Tanaka remains lightning rod in LA Sheriff’s race
Several candidates for Los Angeles County sheriff sought to turn up the heat on one of their leading rivals during a debate Wednesday night at the Sherman Oaks Homeowners Association. They called on former Undersheriff Paul Tanaka to drop out of the race in light of revelations earlier this week that he is the subject of an ongoing federal investigation into the Sheriff’s Department.
“He needs to step aside,” former Sheriff’s Commander Bob Olmsted said. Olmsted also directly addressed his former colleague, who stood a few feet from Olmsted inside the crowded cafeteria at Notre Dame High School.
“You perpetuated the code of silence for years by hiding the malfeasance and the criminal wrongdoing,” Olmsted said to Tanaka. Olmsted is among a handful of department officials who complained about problems at the agency to the FBI.
The primary election is June 3. If no candidate receives more than 50 percent of the votes, the top two finishers advance to a November runoff.
Another candidate, Assistant Sheriff Todd Rogers, said Tanaka is “the common denominator with all these scandals” at the department. A federal grand jury has indicted 20 deputies on corruption or civil rights charges. A separate federal probe found deputies engaged in racial profiling in the Antelope Valley. In addition, Sheriff’s Department officials have admitted to hiring dozens of unqualified deputies.
Long Beach Police Chief Jim McDonnell called the FBI investigation into Tanaka “a major distraction to being able to move forward…and begin the healing process” at the department. McDonnell reiterated he is best qualified to make changes at the agency because he has no affiliation with it. Opponents have said his lack of knowledge of the sprawling department is a liability.
During the debate, Tanaka, who has raised the most money among the seven candidates, sought to rise above the criticism.
“Certainly the usual attacks occurred,” Tanaka said. “We are fighting for the top cop job in the county, and this is politics.”
He said he had “a lot of respect” for the other candidates and urged voters to consider his qualifications – Tanaka spent 33 years with the department before rising to second in command under former Sheriff Lee Baca. Baca resigned abruptly in January amid mounting troubles.
“As you go to the polls, I would ask that you look beyond these attention grabbing statements,” said Tanaka, who also serves as mayor of Gardena.
In addition to the FBI’s interest in him as someone who may have been involved in misconduct, the Citizens Commission on Jail Violence said Tanaka condoned or failed to stop inmate abuse at Men’s Central Jail.
“In 33 years of law enforcement, never once did I ever condone, encourage or tolerate abusive behavior or misconduct,” Tanaka said during the debate.
Tanaka was the only candidate in attendance who said he did not support the immediate creation of a civilian review panel to serve as a watchdog of the department. He said he’d prefer to see how the newly appointed inspector general works out.
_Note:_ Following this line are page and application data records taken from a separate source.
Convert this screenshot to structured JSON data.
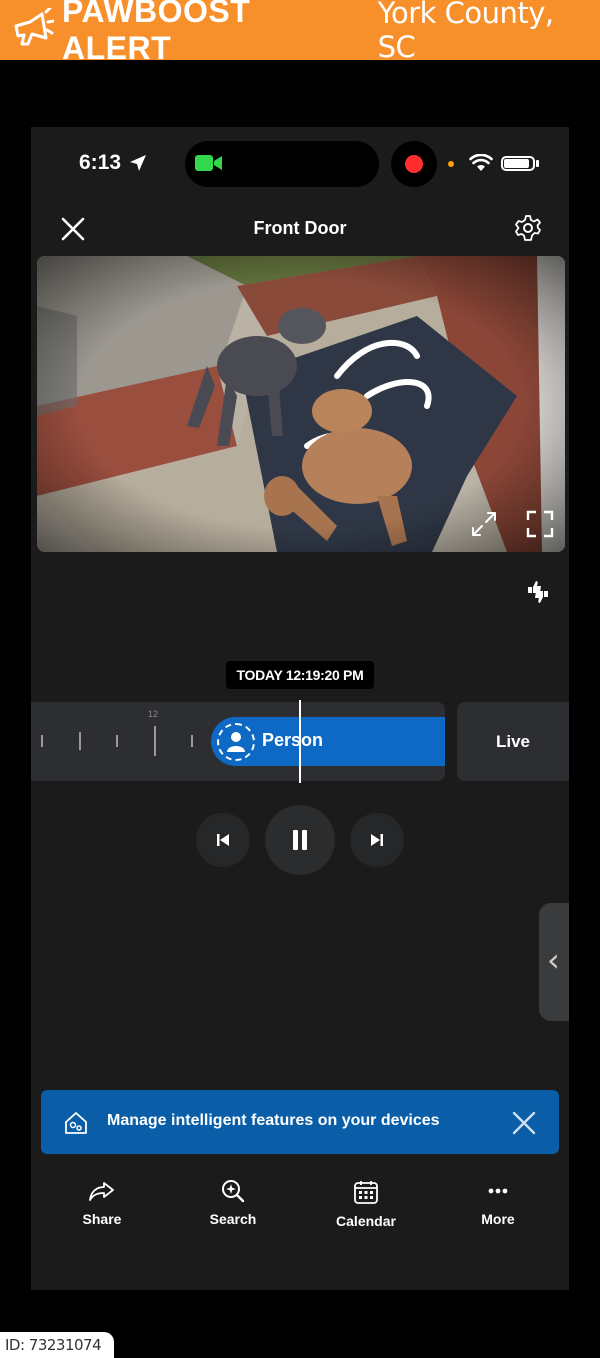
{
  "banner": {
    "brand": "PAWBOOST ALERT",
    "location": "York County, SC",
    "background": "#f7902a"
  },
  "status_bar": {
    "time": "6:13",
    "icons": [
      "location-arrow-icon",
      "facetime-camera-icon",
      "recording-dot-icon",
      "wifi-icon",
      "battery-icon"
    ]
  },
  "header": {
    "title": "Front Door",
    "close_icon": "close-icon",
    "settings_icon": "gear-icon"
  },
  "video": {
    "description_icons": [
      "expand-icon",
      "fullscreen-icon"
    ]
  },
  "feedback_icon": "thumbs-up-down-icon",
  "timeline": {
    "timestamp": "TODAY 12:19:20 PM",
    "tick_label": "12",
    "event_label": "Person",
    "live_label": "Live",
    "accent": "#0d69c4"
  },
  "playback": {
    "prev": "skip-previous-icon",
    "pause": "pause-icon",
    "next": "skip-next-icon"
  },
  "side_handle": "chevron-left-icon",
  "notice": {
    "text": "Manage intelligent features on your devices",
    "background": "#0a5ea8"
  },
  "tabs": [
    {
      "label": "Share",
      "icon": "share-icon"
    },
    {
      "label": "Search",
      "icon": "search-icon"
    },
    {
      "label": "Calendar",
      "icon": "calendar-icon"
    },
    {
      "label": "More",
      "icon": "more-icon"
    }
  ],
  "watermark_id": "ID: 73231074"
}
“We need to give him an opportunity to succeed,” he said.
The moderator of the debate asked Assistant Sheriffs Rogers and James Hellmold why voters should chose someone from inside the troubled agency to lead efforts to reform it.
“That’s a fair question,” said Hellmold, who once served as Baca’s personal driver. “What I want to bring to the Sheriff’s Department – and where Mr. Baca was lacking – is clear expectations and holding people accountable for misconduct.”
“Not all of us were complicit in the corruption and the mismanagement that was going on,” Rogers said.
Many of the people who showed up at the debate said they were having a difficult time picking a a favorite candidate in a race that hasn't received a lot of news coverage.
"Its been hard because of the number of candidates and not knowing a lot about them," said Harlan Peterson. "I think I've narrowed it down to a couple."